The regulatory agenda for asset managers and investment funds is now set against the most challenging economic and operational backdrop in living memory, the COVID-19 pandemic. KPMG International’s latest Evolving Asset Management Regulation report – now in its 10th year – finds that regulators have returned to their pre-pandemic agendas, but with new priorities and perspectives.
Regulators are seeking to encourage recovery and growth but are also demanding that firms take greater care of customers. Strong governance and good conduct have long been regulatory imperatives, but as we look ahead, firms’ duty of care is being reshaped and brought to the fore. Meanwhile, continued volatility in the capital markets has brought efforts to manage liquidity and leverage risk into sharp relief. It has also re-ignited debates about whether certain trading practices or fund types contribute to “systemic risk”.
Asset managers and regulators need to embrace the evolving new reality of an increasingly digital society, demands for sustainable finance and greater awareness of global interconnectedness. The use of technology has accelerated, enabling large-scale remote working and improving the efficiency of firms’ processes. Regulators are concerned that technology should be used to make things easier and cheaper for investors, while managing the increased risks of cybercrime.
The pandemic has also highlighted that all business sectors are deeply interconnected across borders, that societies of all types and wealth levels are vulnerable, and that the planet and environment are under increasing strain. Regulators are responding with new rules and changing supervisory expectations, on both environmental and social issues, including diversity.
Andrew Weir, Global Head of Asset Management, KPMG, said: “Asset managers and investment funds have largely remained resilient. The industry is now being called upon to help the recovery as we ease out of lockdown. Regulators are considering what lessons should be learnt by the industry from this crisis and firms will have to demonstrate that they have done so. Given asset values remain volatile, it may take some time for firms to regain their financial positions. Combined with changing investor demands and the need for technological transformation, this could lead to mergers, a re-focusing of businesses and changes to outsourcing practices.”
Julie Patterson, Head of Asset Management, Regulatory Change, KPMG in the UK, added: “The pandemic has accentuated demands for climate-aware investing and the ethical treatment of individuals. Sustainable finance needs to be embraced across every aspect of firms’ business models, operations and communications.”

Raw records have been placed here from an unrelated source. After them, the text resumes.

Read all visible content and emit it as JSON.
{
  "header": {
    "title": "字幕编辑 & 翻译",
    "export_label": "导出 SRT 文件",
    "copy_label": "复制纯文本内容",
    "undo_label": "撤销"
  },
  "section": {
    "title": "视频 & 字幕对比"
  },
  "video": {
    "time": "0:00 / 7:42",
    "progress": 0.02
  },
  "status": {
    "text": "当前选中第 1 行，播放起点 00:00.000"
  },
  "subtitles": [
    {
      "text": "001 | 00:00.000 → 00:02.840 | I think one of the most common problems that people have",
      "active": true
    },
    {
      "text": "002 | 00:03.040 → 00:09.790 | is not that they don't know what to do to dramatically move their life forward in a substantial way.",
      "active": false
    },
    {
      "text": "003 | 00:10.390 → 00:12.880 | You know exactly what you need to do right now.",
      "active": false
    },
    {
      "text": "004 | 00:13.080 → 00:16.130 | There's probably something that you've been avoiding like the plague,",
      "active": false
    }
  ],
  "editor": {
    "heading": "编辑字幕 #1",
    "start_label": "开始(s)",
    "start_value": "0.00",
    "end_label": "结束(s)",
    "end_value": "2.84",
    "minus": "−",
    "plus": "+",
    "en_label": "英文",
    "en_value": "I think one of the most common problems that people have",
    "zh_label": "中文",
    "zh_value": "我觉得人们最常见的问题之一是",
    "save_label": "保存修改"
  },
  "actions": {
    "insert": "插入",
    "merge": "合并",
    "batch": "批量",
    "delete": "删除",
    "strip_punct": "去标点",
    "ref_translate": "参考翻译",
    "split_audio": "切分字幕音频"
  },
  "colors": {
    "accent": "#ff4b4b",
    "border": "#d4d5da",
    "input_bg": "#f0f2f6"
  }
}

Antonis Rouvas, Board Member and Head of Asset Management at KPMG in Cyprus said: “The pandemic has served as an accelerator into the trends we have seen over in the last few years, including the digital transformation, customer experience and ESG themes. Cyprus funds have a key role to play in not only the recovery but in the emergence of the new global economy which will be more connected, more digital and with a focus on environmental, social and governance themes.”

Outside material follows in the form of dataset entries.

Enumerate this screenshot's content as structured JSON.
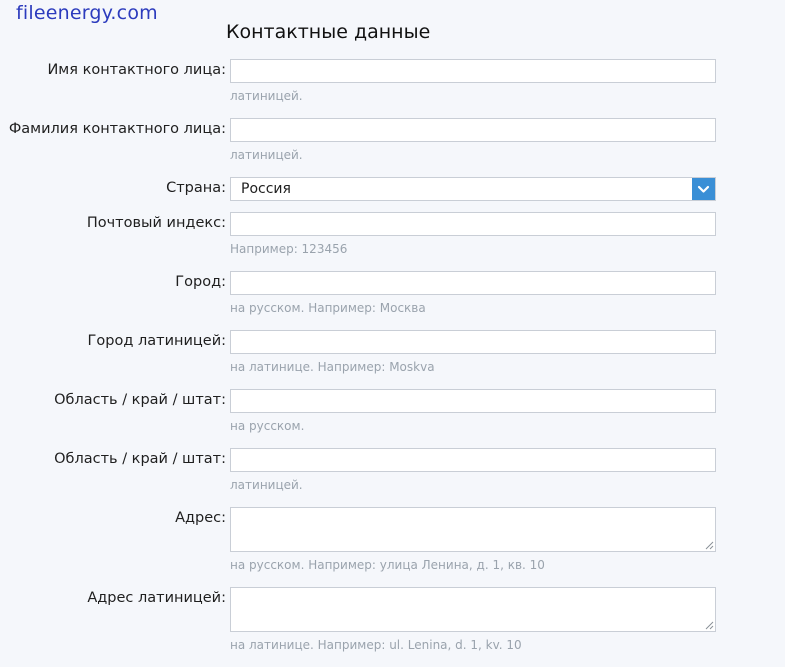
{
  "site": {
    "logo": "fileenergy.com"
  },
  "form": {
    "title": "Контактные данные",
    "first_name": {
      "label": "Имя контактного лица:",
      "value": "",
      "hint": "латиницей."
    },
    "last_name": {
      "label": "Фамилия контактного лица:",
      "value": "",
      "hint": "латиницей."
    },
    "country": {
      "label": "Страна:",
      "selected": "Россия",
      "icon": "chevron-down-icon"
    },
    "postal_code": {
      "label": "Почтовый индекс:",
      "value": "",
      "hint": "Например: 123456"
    },
    "city": {
      "label": "Город:",
      "value": "",
      "hint": "на русском. Например: Москва"
    },
    "city_latin": {
      "label": "Город латиницей:",
      "value": "",
      "hint": "на латинице. Например: Moskva"
    },
    "region": {
      "label": "Область / край / штат:",
      "value": "",
      "hint": "на русском."
    },
    "region_latin": {
      "label": "Область / край / штат:",
      "value": "",
      "hint": "латиницей."
    },
    "address": {
      "label": "Адрес:",
      "value": "",
      "hint": "на русском. Например: улица Ленина, д. 1, кв. 10"
    },
    "address_latin": {
      "label": "Адрес латиницей:",
      "value": "",
      "hint": "на латинице. Например: ul. Lenina, d. 1, kv. 10"
    }
  },
  "colors": {
    "logo": "#2c3bbd",
    "select_button": "#3a8fd6",
    "hint": "#9aa3ad",
    "background": "#f5f7fb"
  }
}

The report also looks at the opportunities and challenges ahead for the sector in the form of new fund vehicles, a loosening of rules on underlying assets and increased opportunities in the retirement savings market. Regulations that prevent cross-border business or impact firms in other jurisdictions are being addressed. Conversely, regulatory and fiscal demands for firms to have “substance” in a jurisdiction have increased, and the UK’s departure from the EU has created new borders that the industry must navigate.